This data is available in the form of ready-made segments to which the advertiser directs the marketing message, which can be used in SMS campaigns, or email marketing and display campaigns. However, the fewest marketers (21%) use the so called "social network". 2nd party data – own data coming from the partner (usually the publisher) and made available to the advertiser for the campaign. This is a big mistake, because in them lies the knowledge of the behavior of people who have at least once come into contact with our brand.

So the question is how to extract it? First, it's a good idea to give each contact an appropriate identifier and analyze their behavior through events such as. The most frequently used data are the percentage of openings in relation to the sent messages on the website, thanks to which if the recipient appears on the website or fanpage we will be able to give him a personalized message or thank him for his interest and give him a nice gift. Secondly, it's additional fuel to give scoring value to a specific behavior.

Is it all? Of course not – The main goal of campaigns using data especially 2nd party and 3rd party is to acquire leads and generate sales online. As many as 81% of marketers in result-oriented campaigns like to use their own data in retargeting, reaching with ads users who have already visited their website or online store, but did not convert. On the other hand, among 3rd party (external) data, advertisers mainly use for effectiveness actions:

– purchase intent – what products the user put into the basket, but did not buy,
– precise interest profiles – what topics did they intensively search for and read in the internet,
– geolocation – where he/she has physically been or is at a given moment,
– look-alike – data allowing to find on the Internet and reach with advertising users similar to those who visited the advertiser's website or made purchases there.

What are the benefits of this approach?? First of all, understanding the broader context of customer behaviour: from the reaction to an email or a web article, to a return visit to our website or fanpage.

Fifth: measure the economic impact of improving data quality

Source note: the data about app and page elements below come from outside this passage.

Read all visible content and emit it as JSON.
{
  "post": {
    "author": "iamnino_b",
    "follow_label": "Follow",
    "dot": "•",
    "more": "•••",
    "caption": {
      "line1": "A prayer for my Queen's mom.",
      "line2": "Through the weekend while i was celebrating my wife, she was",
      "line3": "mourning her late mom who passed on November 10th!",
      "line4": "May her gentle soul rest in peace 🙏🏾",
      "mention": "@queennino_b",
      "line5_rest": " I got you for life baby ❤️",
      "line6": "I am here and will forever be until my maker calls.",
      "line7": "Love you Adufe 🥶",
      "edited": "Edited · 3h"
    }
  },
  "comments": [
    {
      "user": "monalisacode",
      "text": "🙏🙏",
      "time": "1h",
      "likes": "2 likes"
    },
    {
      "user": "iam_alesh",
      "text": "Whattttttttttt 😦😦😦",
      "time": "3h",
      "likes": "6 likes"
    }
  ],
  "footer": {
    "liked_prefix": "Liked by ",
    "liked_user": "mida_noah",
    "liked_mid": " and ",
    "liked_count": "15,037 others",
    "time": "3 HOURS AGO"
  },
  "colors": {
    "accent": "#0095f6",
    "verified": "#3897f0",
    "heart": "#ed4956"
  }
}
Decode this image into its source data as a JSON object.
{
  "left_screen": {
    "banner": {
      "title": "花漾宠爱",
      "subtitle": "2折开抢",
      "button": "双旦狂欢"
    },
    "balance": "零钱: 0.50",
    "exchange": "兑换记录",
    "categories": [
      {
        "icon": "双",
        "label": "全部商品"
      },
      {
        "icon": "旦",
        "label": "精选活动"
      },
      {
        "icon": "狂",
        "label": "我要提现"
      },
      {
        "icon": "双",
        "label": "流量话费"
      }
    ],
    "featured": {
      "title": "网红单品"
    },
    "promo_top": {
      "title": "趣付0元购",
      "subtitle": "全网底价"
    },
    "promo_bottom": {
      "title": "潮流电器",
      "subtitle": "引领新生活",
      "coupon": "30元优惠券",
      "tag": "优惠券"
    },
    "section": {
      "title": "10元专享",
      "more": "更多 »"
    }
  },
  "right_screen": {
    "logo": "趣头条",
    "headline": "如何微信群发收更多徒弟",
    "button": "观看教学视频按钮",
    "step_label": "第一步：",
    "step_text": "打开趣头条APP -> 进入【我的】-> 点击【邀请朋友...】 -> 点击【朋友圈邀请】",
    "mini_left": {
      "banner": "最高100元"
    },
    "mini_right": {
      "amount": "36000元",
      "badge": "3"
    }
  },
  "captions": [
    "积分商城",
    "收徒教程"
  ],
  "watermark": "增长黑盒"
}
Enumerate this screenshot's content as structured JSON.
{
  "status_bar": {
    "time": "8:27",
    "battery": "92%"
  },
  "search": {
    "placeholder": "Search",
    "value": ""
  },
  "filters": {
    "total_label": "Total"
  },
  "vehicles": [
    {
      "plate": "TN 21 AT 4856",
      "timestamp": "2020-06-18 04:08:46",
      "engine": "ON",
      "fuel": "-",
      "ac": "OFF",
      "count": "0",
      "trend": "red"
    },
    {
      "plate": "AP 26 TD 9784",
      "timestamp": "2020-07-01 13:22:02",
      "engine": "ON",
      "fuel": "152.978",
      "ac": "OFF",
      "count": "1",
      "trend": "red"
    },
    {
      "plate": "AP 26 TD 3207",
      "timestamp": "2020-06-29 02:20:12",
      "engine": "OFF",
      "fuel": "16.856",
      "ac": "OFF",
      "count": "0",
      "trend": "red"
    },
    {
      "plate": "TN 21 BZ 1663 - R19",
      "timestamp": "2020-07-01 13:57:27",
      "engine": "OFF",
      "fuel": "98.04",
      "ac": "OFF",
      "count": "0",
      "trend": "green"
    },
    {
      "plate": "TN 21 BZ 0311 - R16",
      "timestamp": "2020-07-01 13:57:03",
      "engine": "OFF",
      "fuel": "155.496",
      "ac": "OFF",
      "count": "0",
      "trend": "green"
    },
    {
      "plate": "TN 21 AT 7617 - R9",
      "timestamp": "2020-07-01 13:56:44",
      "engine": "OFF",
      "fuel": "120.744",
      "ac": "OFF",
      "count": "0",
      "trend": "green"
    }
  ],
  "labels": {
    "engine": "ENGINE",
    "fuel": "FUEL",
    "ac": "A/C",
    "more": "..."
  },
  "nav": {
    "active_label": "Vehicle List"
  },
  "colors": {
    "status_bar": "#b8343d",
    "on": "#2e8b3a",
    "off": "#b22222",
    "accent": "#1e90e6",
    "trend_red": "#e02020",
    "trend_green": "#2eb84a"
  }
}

The process of measuring the effects of data improvement depends on the priority placed on it. In the case of online businesses, this may be indicated by the following. the percentage of openings in relation to the sent messages. This parameter, a little underestimated by marketers, indicates how often the recipient interacts with the brand and whether the message actually reaches them, which has a direct impact on sales. On the other hand, in activity-based businesses in the so-called "data-driven" environment, data quality is a key factor. "real world" metrics correlating your business with data may look different. E.g. in the debt collection industry it is important to have contact with the debtor. If the underlying contact information is not of the right quality, it is to provide a minimum of 30 percent of the right contacts, in relation to the debts purchased. Such a company may have a problem reaching out to a debtor.

Choose 2-3 KPIs that you observe on a daily basis that have a direct impact on your business. It can be the level of interaction, it can be the level of use of the service or the number of correction invoices. It is important for different departments to be able to comment on the origin of the numbers and their reliability.

Sixth: build a culture of working with data

The growth of the internet and data consumption entails processes related to data quality assurance. We still hear a lot about „democratizing data”. All in all a good slogan, and a very current „buzz word”. But there is a catch. Companies do not need every employee to have access to data and information. What they need is more employee access to good data and valuable information. And data quality and analysis efficiency is more a matter of processes (data cleaning, data governance, dictionary management) and people (analysts, domain experts who understand the context of the data) than tools.